Carmakers to push on with the National LEV program
4 February 1998
The Big Three US automakers said they will push ahead with the National Low Emission Vehicle program, despite the failure of four Northeastern states to join the plan. General Motors Corp., Ford Motor Co. and Chrysler Corp. had offered to build 1999 model year cars and trucks that are 70% cleaner than current vehicles in 12 Northeastern states and the District of Columbia in lieu of selling electric cars.
The US EPA endorsed the four-year effort in December and gave states 60 days to decide if they wanted to participate. New York, Massachusetts, Maine and Vermont have declined to sign on to the program, referred to as NLEV. "We believe the action of these four states should not preclude the benefits of the National LEV for the rest of the people," said Dennis Minano, a GM vice president and its chief environmental officer. Ford and Chrysler also issued statements reaffirming their participation in the plan.
In Washington, the Clinton administration welcomed the news and said it underscored the fact that business and government could work together to achieve environmental goals. Vice President Al Gore called the automakers' announcement "an important step to curb smog and protect public health."
Under the plan, vehicles that meet NLEV standards would eliminate 99% of the pollution emitted by pre-regulation cars of the 1970s. Vehicles today already eliminate about 97% of those pollutants. However, the plan does not reduce emissions of carbon dioxide, which are believed to contribute to global warming. Those reductions would only be achieved by more fuel efficient engines.
Automakers still plan to extend the NLEV program to the rest of the country in the 2001 model year. The vehicles are made cleaner through new exhaust catalysts and engine control electronics.
Ford automotive operations President Jacques Nasser declined to say Wednesday how much it will cost to add the additional equipment.

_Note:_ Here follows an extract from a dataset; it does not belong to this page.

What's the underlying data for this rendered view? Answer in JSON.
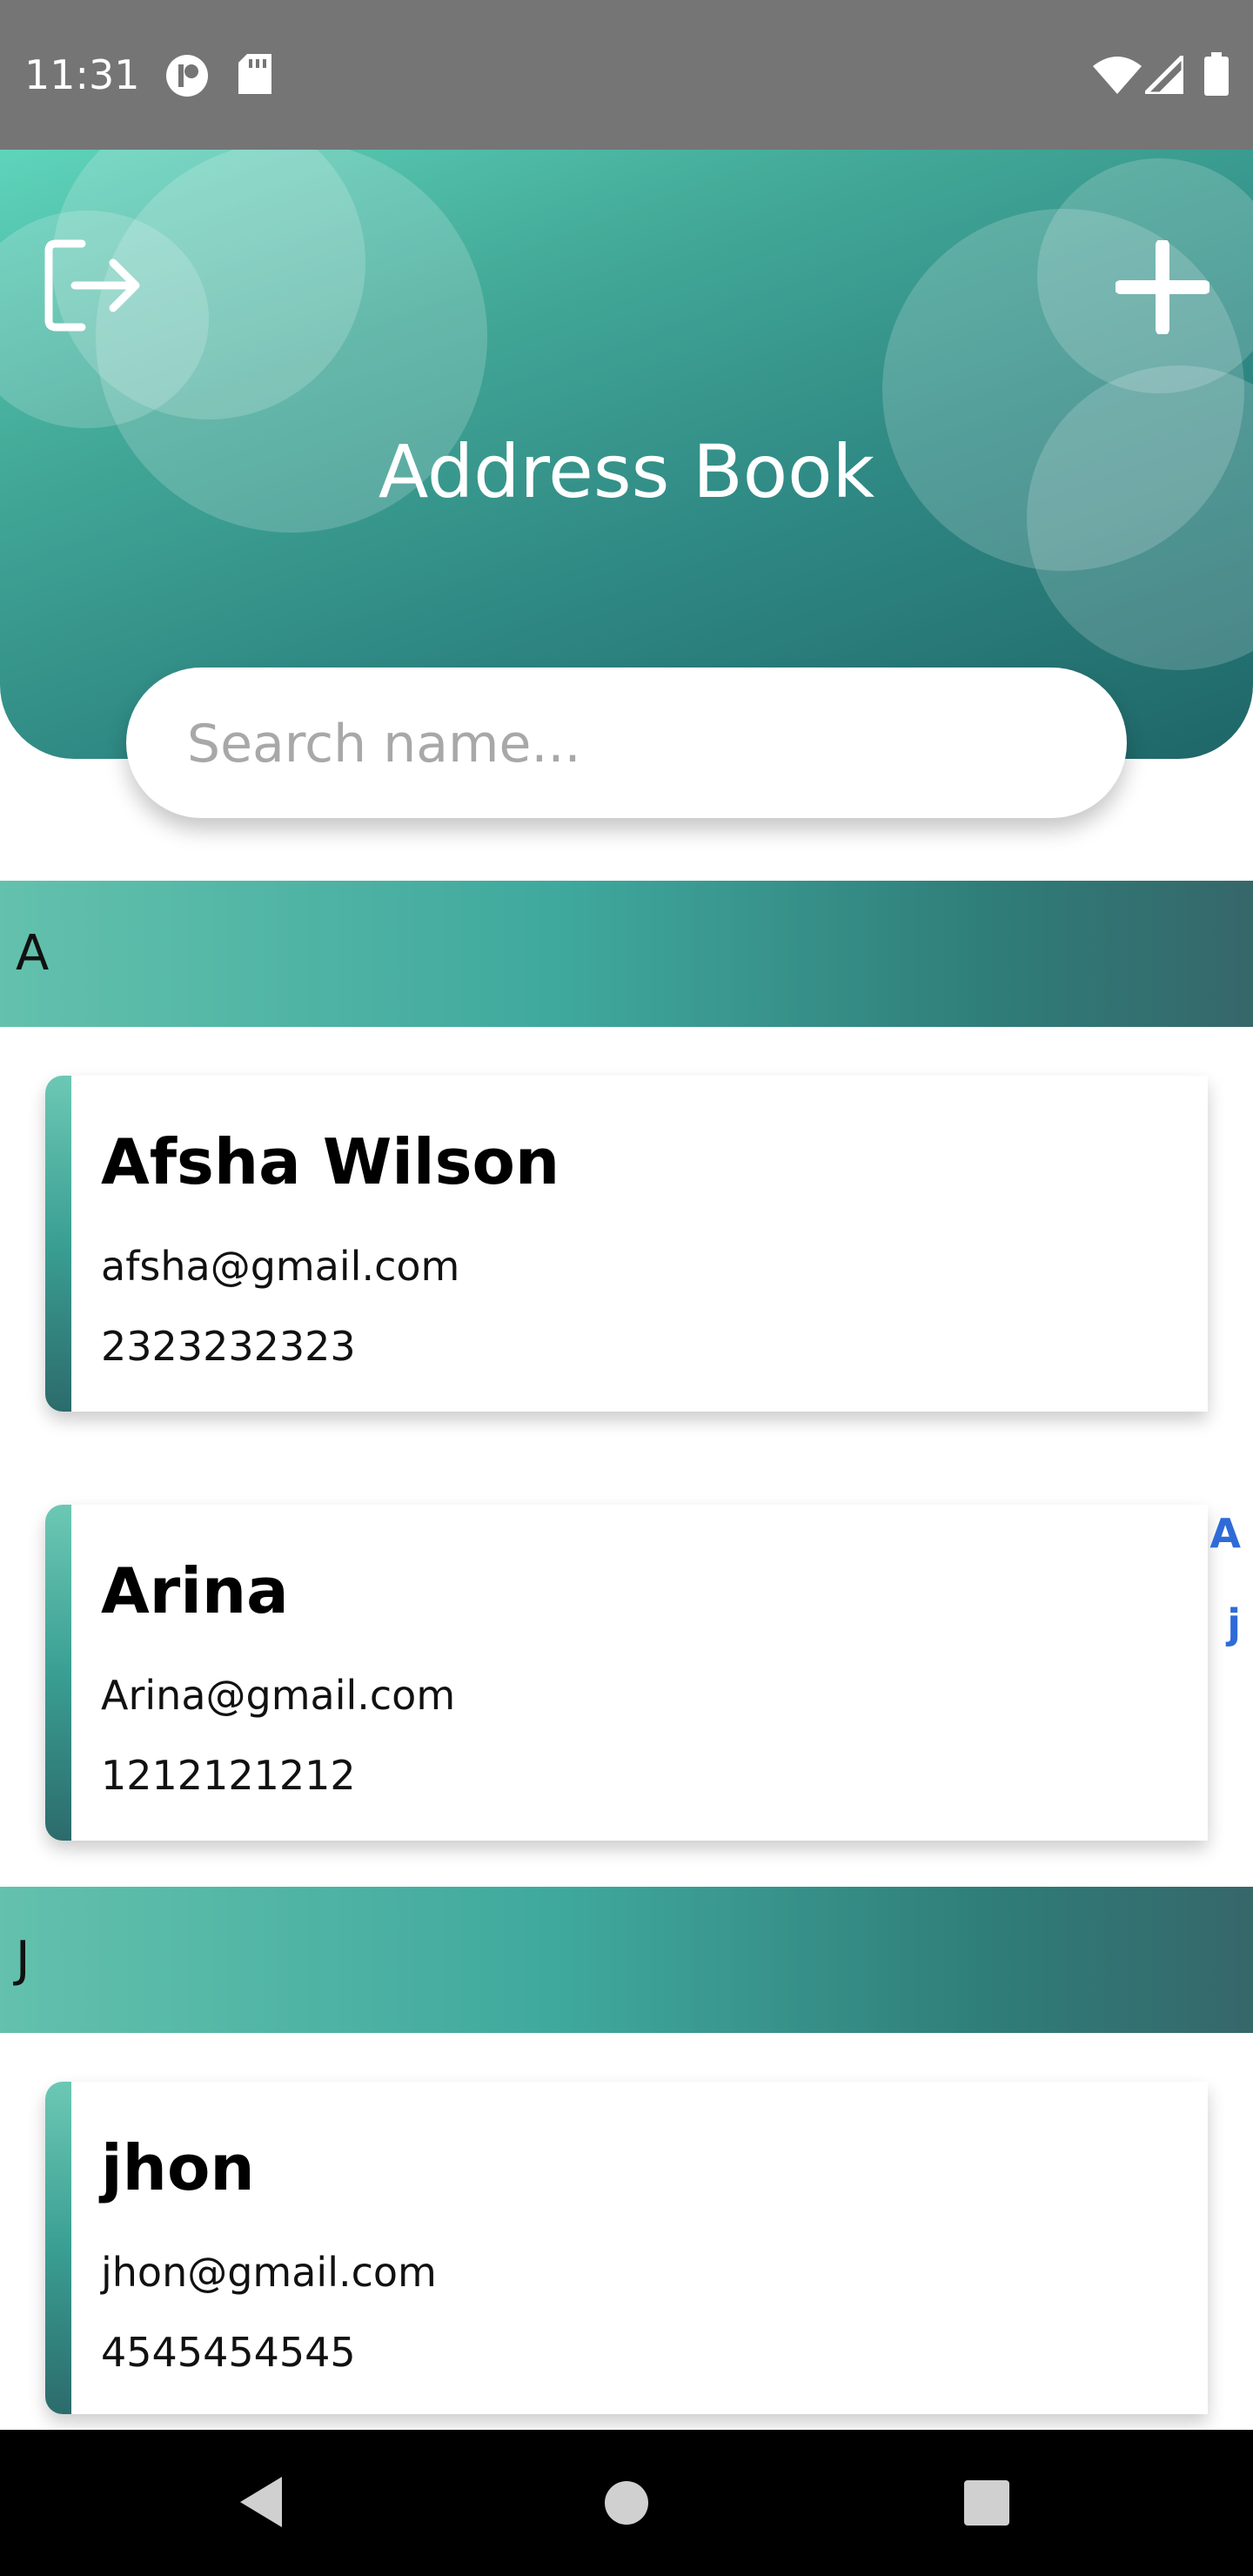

Ford announced in January that all of its 1999 sport/utility vehicles and minivans will meet what the industry calls low-emission vehicle standards.